The Harry Potter Studio Tour – There isn’t much else I can say about the Harry Potter Studio Tour except that it is epic, amazing, jaw dropping and was THE highlight of this trip for sure. If you’re sort of a fan of the movies or books, you’d love it. If you’re obsessed with the movies/books like I am, you’ll probably cry a few times and never want to leave. I’ll just tell you that they have pretty much EVERY set, costume, wig, prop, technical drawing, etc. etc. etc. from the movies and they did an amazing job curating a really well-rounded, emotional experience for fans. GET THE AUDIO TOUR when you go – it’s so cheap (like 6 pounds) and there’s SO much cool information on there. I didn’t even get a chance to listen to half of it. Which brings me to…
You need a full 6-8 hours to experience all of this. Honestly. We went the simple route and booked our tickets and transportation through Golden Tours because getting up to Leaveseden via the tube made me nervous. The only problem is that you only get 4 hours to do the tour before your bus leaves, and that did not feel like enough. We spent 3 hours in the first half of the tour and still were rushing ourselves. The second half is the more technical stuff – art department, special effects, creatures, props, etc. – so you can see it quickly, but I wish I had more time because those were some of the most amazing parts of that film series and I find that stuff really interesting. We saw everything, but in 4 hours, we didn’t really see everything. Now seeing how easy the Tube was (and after talking to other guests on the tour who had taken the Tube up) I wish we had done that, because that’s pretty much the only thing people take the tube up to Leavesden to do anyway. Everyone said it was super easy, and well marked.
Also, highlight of this day: when Amilia and I got banned from answering any more trivia questions during the intro to the tour because we weren’t letting anyone else answer and we got them all right.
My favorite dining experience of the trip: The King’s Arms on the South Bank. It’s a traditional, old, old British pub BUT they only serve Thai food and local craft beer. Thai green curry and a craft beer is my favorite meal on any given day, so this was pretty much a dream come true. But it also happened to be excellent Thai food and excellent beer, and probably the best service we had while we were there.
Overall London tips:
Obviously use caution, but even if you’re a woman traveling alone, don’t be scared of the tube. Also don’t waste your time with an Oyster Card – use Apple Pay!
Get up EARLY to see stuff before the crowds arrive.
Do your research and find good food, because the food in the touristy areas isn’t all that great.
Plan to walk A TON.
Whenever possible, opt for smaller tube stations if you don’t need bus/overground services. It’s just a little less overwhelming than stations like Victoria, Waterloo, etc.
If you’re a runner, go for a run!
PLAN MORE THAN A FEW DAYS. This wasn’t intended to be my last trip to London ever, but I still left feeling like I hadn’t even scratched the surface. And it was a very, very easy city to visit if you’re not a big traveller.

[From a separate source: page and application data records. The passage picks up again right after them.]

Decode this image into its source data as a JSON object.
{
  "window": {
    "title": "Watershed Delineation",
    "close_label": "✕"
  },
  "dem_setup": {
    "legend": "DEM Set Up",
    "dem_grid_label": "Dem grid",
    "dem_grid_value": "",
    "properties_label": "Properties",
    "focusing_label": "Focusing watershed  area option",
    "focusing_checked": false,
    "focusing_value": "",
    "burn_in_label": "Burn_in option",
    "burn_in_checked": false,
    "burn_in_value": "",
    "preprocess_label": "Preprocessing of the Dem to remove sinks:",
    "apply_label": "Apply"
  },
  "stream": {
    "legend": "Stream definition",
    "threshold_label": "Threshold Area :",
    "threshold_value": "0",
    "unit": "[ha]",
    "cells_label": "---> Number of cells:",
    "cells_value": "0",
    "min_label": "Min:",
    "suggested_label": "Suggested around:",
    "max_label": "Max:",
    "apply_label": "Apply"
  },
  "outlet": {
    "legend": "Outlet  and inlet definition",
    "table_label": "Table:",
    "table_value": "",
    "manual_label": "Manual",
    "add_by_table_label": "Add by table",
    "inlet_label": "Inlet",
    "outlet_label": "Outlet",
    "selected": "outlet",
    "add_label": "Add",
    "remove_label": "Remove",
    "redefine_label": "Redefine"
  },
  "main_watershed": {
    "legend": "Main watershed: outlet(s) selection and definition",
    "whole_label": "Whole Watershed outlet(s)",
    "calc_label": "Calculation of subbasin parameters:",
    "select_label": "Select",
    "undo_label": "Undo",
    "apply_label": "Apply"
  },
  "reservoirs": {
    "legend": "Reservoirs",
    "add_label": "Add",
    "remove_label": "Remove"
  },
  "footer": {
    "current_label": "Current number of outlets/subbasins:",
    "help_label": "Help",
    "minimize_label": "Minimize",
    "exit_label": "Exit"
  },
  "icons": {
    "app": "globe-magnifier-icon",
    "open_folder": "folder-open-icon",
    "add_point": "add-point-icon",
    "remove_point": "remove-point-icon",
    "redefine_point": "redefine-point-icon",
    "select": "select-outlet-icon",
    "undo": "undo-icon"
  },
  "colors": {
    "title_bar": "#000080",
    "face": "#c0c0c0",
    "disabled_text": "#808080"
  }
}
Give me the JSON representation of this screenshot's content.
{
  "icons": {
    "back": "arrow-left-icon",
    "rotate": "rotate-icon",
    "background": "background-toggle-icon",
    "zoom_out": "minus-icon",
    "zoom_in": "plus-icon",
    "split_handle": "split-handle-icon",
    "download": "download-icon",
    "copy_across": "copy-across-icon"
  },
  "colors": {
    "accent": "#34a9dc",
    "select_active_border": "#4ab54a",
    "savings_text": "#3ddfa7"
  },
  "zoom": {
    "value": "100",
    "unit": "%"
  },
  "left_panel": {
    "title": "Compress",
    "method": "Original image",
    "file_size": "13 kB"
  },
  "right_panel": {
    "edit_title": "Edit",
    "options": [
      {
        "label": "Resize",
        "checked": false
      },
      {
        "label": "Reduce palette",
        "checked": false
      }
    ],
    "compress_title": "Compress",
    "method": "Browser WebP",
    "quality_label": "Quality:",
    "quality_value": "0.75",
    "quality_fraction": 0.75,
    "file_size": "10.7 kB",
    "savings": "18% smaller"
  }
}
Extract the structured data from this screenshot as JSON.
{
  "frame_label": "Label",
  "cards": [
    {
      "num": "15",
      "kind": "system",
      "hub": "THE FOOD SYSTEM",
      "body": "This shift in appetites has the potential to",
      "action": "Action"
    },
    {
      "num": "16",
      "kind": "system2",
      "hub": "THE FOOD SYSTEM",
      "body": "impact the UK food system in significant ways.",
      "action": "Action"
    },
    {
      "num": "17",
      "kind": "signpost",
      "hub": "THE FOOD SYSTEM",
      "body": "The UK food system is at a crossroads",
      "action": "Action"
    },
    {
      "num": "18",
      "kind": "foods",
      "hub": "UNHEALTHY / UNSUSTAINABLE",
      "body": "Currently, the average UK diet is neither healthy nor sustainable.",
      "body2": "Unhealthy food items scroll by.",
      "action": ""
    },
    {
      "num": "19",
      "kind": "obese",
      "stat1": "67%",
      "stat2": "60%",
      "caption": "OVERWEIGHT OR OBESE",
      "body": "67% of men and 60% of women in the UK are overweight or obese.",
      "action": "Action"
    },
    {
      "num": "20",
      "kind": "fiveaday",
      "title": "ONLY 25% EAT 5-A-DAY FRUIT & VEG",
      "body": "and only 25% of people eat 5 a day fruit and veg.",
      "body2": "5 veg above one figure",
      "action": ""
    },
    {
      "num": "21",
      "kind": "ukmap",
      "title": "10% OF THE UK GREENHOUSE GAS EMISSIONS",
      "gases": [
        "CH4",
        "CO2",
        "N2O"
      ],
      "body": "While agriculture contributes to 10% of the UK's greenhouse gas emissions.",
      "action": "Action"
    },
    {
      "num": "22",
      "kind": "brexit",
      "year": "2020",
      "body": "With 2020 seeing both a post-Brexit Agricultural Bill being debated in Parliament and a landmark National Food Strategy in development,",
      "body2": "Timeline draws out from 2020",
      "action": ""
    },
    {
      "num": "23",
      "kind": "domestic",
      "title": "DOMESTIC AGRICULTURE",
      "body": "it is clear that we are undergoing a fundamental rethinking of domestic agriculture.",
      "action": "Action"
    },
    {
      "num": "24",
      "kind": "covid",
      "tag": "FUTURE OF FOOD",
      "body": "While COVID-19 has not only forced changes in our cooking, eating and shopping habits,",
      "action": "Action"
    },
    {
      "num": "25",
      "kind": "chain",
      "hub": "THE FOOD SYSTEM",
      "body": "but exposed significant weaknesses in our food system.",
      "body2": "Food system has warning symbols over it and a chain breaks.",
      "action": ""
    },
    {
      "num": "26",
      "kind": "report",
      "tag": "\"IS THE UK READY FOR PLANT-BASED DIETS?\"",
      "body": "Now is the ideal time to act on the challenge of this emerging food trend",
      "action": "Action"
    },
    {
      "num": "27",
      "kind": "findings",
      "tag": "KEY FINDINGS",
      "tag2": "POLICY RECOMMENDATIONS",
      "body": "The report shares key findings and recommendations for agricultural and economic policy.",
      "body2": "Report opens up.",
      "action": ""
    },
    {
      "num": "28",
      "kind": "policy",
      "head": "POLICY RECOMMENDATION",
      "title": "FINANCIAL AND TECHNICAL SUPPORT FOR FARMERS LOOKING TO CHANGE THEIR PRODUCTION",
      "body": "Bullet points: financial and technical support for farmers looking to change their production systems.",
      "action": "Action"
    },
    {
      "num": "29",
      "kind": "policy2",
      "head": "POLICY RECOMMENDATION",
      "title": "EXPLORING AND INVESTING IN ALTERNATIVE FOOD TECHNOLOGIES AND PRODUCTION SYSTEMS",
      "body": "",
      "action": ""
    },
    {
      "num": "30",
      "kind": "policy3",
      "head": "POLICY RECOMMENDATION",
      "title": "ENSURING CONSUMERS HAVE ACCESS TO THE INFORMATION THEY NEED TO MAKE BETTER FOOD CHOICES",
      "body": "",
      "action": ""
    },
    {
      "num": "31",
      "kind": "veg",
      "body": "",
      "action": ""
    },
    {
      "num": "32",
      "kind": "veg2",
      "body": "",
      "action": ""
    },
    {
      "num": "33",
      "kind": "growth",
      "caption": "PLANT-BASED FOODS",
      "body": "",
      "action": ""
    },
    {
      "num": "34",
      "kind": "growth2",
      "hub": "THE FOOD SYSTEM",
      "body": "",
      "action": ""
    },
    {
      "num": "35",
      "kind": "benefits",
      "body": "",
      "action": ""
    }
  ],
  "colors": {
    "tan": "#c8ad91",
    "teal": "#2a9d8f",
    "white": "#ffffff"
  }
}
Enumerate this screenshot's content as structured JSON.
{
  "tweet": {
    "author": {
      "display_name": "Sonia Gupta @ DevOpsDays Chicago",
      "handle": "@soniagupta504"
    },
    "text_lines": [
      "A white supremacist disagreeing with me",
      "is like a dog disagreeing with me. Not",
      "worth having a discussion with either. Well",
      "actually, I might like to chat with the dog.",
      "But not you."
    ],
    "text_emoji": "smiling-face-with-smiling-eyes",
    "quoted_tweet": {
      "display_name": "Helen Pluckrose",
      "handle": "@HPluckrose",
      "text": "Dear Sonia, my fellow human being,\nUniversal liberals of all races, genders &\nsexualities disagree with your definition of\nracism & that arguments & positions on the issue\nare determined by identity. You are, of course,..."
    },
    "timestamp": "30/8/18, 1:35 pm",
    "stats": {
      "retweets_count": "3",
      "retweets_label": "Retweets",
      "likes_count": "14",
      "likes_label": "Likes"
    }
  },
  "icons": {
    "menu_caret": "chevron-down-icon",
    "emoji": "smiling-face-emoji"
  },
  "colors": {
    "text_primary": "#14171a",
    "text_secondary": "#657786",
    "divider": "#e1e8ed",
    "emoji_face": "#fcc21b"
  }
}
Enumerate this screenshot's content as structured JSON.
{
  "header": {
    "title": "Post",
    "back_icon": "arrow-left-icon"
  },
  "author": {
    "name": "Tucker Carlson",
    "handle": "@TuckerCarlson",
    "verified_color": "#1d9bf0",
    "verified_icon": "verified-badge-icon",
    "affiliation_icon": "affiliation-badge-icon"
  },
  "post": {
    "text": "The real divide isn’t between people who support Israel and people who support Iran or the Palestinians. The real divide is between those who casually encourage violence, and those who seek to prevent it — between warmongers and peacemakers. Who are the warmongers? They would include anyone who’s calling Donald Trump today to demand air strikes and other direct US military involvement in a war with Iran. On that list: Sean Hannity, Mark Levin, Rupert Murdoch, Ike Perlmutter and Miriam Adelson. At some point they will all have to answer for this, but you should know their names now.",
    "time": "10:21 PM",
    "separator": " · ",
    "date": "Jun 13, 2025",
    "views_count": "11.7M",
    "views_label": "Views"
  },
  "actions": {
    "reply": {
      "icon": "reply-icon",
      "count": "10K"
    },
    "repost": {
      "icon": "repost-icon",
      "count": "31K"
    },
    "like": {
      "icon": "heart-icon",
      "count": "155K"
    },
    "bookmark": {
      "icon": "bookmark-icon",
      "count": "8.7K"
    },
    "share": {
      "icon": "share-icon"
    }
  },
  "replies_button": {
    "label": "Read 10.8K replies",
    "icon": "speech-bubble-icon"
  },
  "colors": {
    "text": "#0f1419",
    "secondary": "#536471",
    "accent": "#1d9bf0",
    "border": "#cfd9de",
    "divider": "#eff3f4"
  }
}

Pros of visiting during Christmas/New Years:
The NYE celebrations are AWESOME, and the tube is FREE on NYE.
Christmas markets – especially the one in Hyde Park!
You can live all of your “Love Actually” dreams in real life (cue “God only Knows”).
Supposedly crowds are slightly smaller? Don’t have anything to compare my experience with, though.
It honestly wasn’t that cold or rainy. Like mid 40s-50s. I was there when the windchills were sub-zero in Nashville, so don’t be scared.
Up next…. Switzerland!!